#### [Work task]
Extract all records. Keep each one exact.

Dataset rows describing interfaces:
******************************

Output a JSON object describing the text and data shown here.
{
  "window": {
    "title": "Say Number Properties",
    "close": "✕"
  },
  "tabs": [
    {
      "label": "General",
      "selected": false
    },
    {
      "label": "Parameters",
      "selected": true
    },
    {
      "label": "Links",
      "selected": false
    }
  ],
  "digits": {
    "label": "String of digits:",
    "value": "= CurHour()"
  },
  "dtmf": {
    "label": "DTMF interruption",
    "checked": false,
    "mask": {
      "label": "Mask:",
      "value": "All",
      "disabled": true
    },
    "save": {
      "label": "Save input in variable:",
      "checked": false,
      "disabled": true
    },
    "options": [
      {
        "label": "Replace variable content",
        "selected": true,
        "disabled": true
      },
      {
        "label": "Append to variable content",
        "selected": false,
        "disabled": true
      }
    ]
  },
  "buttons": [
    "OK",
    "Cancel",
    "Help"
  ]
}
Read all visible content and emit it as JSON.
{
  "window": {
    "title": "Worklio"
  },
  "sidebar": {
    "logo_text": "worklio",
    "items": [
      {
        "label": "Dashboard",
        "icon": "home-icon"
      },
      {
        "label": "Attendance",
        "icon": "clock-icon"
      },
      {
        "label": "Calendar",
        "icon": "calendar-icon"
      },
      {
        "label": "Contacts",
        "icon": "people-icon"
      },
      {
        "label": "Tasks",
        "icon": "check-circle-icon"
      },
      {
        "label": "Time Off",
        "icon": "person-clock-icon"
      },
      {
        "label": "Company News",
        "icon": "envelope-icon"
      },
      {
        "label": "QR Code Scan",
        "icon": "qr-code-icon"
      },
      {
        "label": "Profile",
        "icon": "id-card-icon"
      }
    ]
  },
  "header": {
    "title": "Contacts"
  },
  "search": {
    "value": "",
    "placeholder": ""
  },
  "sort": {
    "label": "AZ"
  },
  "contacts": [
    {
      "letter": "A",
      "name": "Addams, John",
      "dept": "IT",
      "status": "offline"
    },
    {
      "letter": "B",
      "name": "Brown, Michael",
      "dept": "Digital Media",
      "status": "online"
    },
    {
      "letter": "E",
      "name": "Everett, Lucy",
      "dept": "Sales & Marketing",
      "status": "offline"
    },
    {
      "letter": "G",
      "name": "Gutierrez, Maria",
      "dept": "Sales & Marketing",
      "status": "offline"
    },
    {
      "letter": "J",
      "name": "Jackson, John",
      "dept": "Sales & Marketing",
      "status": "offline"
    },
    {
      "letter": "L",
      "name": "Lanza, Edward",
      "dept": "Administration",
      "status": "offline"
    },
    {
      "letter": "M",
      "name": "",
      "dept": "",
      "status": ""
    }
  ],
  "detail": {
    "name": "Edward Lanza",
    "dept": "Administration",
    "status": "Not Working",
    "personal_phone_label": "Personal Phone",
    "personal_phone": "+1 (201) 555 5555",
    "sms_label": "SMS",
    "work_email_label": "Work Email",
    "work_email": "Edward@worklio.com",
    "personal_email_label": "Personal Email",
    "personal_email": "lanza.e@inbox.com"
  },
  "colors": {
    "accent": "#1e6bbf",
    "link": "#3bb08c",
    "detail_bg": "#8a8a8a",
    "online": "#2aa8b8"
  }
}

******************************

#### [Expected answer]
Output a JSON object describing the text and data shown here.
{
  "window": {
    "title": "Say Number Properties",
    "close": "✕"
  },
  "tabs": [
    {
      "label": "General",
      "selected": false
    },
    {
      "label": "Parameters",
      "selected": true
    },
    {
      "label": "Links",
      "selected": false
    }
  ],
  "digits": {
    "label": "String of digits:",
    "value": "= CurHour()"
  },
  "dtmf": {
    "label": "DTMF interruption",
    "checked": false,
    "mask": {
      "label": "Mask:",
      "value": "All",
      "disabled": true
    },
    "save": {
      "label": "Save input in variable:",
      "checked": false,
      "disabled": true
    },
    "options": [
      {
        "label": "Replace variable content",
        "selected": true,
        "disabled": true
      },
      {
        "label": "Append to variable content",
        "selected": false,
        "disabled": true
      }
    ]
  },
  "buttons": [
    "OK",
    "Cancel",
    "Help"
  ]
}
Read all visible content and emit it as JSON.
{
  "window": {
    "title": "Worklio"
  },
  "sidebar": {
    "logo_text": "worklio",
    "items": [
      {
        "label": "Dashboard",
        "icon": "home-icon"
      },
      {
        "label": "Attendance",
        "icon": "clock-icon"
      },
      {
        "label": "Calendar",
        "icon": "calendar-icon"
      },
      {
        "label": "Contacts",
        "icon": "people-icon"
      },
      {
        "label": "Tasks",
        "icon": "check-circle-icon"
      },
      {
        "label": "Time Off",
        "icon": "person-clock-icon"
      },
      {
        "label": "Company News",
        "icon": "envelope-icon"
      },
      {
        "label": "QR Code Scan",
        "icon": "qr-code-icon"
      },
      {
        "label": "Profile",
        "icon": "id-card-icon"
      }
    ]
  },
  "header": {
    "title": "Contacts"
  },
  "search": {
    "value": "",
    "placeholder": ""
  },
  "sort": {
    "label": "AZ"
  },
  "contacts": [
    {
      "letter": "A",
      "name": "Addams, John",
      "dept": "IT",
      "status": "offline"
    },
    {
      "letter": "B",
      "name": "Brown, Michael",
      "dept": "Digital Media",
      "status": "online"
    },
    {
      "letter": "E",
      "name": "Everett, Lucy",
      "dept": "Sales & Marketing",
      "status": "offline"
    },
    {
      "letter": "G",
      "name": "Gutierrez, Maria",
      "dept": "Sales & Marketing",
      "status": "offline"
    },
    {
      "letter": "J",
      "name": "Jackson, John",
      "dept": "Sales & Marketing",
      "status": "offline"
    },
    {
      "letter": "L",
      "name": "Lanza, Edward",
      "dept": "Administration",
      "status": "offline"
    },
    {
      "letter": "M",
      "name": "",
      "dept": "",
      "status": ""
    }
  ],
  "detail": {
    "name": "Edward Lanza",
    "dept": "Administration",
    "status": "Not Working",
    "personal_phone_label": "Personal Phone",
    "personal_phone": "+1 (201) 555 5555",
    "sms_label": "SMS",
    "work_email_label": "Work Email",
    "work_email": "Edward@worklio.com",
    "personal_email_label": "Personal Email",
    "personal_email": "lanza.e@inbox.com"
  },
  "colors": {
    "accent": "#1e6bbf",
    "link": "#3bb08c",
    "detail_bg": "#8a8a8a",
    "online": "#2aa8b8"
  }
}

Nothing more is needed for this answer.